*What is being asked*.
The answer is every line of the records that holds the word "this", copied in full.

>>>>

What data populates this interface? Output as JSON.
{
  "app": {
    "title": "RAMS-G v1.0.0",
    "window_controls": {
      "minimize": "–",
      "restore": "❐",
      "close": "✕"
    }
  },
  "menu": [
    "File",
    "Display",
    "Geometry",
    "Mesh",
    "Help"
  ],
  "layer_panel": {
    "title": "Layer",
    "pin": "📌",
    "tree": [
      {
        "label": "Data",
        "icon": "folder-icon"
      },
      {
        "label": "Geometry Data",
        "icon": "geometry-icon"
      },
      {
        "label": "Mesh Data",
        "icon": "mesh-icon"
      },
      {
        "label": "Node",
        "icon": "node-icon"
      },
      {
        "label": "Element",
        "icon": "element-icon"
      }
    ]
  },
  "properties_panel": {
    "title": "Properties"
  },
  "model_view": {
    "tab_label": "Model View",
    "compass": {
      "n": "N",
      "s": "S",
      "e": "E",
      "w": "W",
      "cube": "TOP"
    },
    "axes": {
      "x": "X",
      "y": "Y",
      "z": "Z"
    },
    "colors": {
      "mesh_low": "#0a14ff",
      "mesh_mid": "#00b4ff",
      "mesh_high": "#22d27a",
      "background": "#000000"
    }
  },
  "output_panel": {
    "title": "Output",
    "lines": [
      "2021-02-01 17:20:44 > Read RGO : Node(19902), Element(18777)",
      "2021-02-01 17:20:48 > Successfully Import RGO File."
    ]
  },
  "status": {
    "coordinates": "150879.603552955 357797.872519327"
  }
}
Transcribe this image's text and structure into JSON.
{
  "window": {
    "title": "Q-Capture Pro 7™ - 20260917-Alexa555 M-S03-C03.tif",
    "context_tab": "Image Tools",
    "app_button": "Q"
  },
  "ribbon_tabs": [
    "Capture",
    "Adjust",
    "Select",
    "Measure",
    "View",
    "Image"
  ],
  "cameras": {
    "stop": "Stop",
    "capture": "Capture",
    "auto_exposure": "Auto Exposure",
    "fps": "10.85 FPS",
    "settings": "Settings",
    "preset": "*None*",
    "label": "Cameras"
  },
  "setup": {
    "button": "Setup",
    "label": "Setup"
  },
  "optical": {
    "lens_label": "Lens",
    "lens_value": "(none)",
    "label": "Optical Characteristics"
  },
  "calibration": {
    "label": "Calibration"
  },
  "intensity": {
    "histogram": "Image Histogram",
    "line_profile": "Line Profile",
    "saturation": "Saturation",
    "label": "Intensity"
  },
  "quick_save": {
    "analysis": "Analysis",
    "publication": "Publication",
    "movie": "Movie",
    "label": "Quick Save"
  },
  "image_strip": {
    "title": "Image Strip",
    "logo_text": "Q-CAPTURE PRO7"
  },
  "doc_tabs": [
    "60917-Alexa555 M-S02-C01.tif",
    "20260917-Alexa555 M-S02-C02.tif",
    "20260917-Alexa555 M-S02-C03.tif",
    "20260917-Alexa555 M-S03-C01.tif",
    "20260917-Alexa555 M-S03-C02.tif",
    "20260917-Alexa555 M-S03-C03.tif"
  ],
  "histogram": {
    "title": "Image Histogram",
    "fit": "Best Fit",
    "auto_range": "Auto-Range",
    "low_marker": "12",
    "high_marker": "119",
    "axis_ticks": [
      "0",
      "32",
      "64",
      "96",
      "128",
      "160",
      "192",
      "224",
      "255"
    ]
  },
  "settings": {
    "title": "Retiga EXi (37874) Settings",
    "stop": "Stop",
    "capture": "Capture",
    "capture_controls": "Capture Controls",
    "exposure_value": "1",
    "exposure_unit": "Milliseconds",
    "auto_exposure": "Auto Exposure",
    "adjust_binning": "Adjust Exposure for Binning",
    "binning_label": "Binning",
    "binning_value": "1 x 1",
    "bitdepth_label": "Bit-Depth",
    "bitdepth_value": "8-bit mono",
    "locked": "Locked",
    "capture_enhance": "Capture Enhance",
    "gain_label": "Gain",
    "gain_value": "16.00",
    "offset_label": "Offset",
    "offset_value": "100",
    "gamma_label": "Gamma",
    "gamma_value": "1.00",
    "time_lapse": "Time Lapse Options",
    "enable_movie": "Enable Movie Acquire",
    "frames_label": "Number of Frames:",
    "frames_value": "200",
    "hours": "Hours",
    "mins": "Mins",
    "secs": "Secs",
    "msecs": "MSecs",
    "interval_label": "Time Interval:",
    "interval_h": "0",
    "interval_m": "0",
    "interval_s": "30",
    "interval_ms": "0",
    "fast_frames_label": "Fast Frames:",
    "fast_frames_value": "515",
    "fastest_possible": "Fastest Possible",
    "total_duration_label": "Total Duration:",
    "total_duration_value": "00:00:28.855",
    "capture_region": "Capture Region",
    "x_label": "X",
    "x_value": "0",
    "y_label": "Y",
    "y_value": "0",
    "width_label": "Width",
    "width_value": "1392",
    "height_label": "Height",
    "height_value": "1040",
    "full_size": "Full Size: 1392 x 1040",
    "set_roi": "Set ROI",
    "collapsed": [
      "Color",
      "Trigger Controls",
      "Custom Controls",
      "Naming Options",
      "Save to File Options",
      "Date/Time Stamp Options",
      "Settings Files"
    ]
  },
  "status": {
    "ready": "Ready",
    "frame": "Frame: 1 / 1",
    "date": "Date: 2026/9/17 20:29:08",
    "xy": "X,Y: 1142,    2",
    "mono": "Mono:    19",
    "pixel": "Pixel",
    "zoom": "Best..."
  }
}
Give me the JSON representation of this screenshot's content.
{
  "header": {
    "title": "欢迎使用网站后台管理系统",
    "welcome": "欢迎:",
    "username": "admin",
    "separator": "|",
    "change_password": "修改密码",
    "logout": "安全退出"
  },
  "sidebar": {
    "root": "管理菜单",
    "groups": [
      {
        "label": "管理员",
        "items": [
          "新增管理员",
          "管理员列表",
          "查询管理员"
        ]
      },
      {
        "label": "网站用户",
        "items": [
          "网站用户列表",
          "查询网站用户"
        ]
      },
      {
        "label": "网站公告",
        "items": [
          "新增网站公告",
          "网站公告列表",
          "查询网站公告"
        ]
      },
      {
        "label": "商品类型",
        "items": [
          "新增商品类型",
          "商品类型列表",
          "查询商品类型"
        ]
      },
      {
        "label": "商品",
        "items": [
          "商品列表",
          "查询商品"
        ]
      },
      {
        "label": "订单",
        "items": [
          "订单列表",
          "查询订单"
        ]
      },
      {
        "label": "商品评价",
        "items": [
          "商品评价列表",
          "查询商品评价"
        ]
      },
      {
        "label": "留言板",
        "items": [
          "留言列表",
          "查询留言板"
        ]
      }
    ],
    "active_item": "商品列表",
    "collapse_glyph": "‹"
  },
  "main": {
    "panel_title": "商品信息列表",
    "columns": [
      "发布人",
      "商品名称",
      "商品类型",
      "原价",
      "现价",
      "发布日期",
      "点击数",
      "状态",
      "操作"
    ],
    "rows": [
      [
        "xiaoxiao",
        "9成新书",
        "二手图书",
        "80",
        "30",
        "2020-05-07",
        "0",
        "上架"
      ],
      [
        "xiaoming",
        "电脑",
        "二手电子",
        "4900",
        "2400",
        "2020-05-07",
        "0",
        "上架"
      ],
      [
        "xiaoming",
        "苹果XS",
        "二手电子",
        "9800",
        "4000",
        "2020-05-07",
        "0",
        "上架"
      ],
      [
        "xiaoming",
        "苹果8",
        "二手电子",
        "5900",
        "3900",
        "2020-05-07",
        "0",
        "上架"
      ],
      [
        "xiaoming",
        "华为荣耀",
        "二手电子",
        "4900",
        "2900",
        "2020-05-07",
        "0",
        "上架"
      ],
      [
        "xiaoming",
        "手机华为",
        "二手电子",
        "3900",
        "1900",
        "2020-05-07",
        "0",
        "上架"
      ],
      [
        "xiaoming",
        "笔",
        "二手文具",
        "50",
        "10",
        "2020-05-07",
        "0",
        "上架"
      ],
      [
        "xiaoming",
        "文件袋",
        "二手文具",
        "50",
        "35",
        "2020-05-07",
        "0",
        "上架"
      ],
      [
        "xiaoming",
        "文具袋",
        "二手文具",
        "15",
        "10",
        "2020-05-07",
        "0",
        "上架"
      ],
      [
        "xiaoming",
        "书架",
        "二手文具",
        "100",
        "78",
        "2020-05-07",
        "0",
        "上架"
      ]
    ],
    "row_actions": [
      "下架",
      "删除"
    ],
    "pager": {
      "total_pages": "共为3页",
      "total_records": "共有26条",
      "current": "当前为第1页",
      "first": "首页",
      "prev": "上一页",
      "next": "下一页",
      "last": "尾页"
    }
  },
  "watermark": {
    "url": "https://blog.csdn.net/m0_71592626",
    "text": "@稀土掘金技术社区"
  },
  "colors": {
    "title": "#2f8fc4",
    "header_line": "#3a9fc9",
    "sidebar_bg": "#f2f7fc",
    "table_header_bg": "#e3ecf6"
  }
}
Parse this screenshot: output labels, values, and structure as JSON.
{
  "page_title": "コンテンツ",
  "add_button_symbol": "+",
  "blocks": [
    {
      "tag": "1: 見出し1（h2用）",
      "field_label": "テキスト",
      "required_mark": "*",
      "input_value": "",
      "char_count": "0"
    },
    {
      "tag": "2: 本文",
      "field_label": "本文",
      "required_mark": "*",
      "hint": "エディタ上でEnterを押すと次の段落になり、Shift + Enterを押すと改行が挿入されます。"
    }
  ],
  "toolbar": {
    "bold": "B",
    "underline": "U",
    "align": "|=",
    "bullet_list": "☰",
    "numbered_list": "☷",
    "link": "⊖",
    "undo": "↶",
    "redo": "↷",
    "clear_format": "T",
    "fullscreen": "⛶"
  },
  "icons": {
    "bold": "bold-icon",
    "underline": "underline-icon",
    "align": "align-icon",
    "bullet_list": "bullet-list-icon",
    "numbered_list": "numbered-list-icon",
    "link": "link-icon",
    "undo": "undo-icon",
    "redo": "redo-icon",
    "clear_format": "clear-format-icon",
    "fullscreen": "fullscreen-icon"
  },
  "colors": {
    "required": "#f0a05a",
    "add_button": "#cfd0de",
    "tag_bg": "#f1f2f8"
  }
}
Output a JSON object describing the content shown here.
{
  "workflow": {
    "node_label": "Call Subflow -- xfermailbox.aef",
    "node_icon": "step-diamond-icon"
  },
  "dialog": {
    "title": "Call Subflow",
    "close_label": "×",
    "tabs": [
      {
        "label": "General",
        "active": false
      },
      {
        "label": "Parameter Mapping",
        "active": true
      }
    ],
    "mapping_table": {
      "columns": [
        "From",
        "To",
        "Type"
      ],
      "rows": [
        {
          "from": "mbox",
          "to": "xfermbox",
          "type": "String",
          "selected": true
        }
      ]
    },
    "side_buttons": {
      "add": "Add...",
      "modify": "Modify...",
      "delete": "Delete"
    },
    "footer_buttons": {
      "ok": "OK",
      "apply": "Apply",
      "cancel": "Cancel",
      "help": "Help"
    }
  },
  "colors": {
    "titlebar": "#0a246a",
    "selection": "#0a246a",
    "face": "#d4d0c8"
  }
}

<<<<

*Finished task*.
What data populates this interface? Output as JSON.
Transcribe this image's text and structure into JSON.
Give me the JSON representation of this screenshot's content.
Parse this screenshot: output labels, values, and structure as JSON.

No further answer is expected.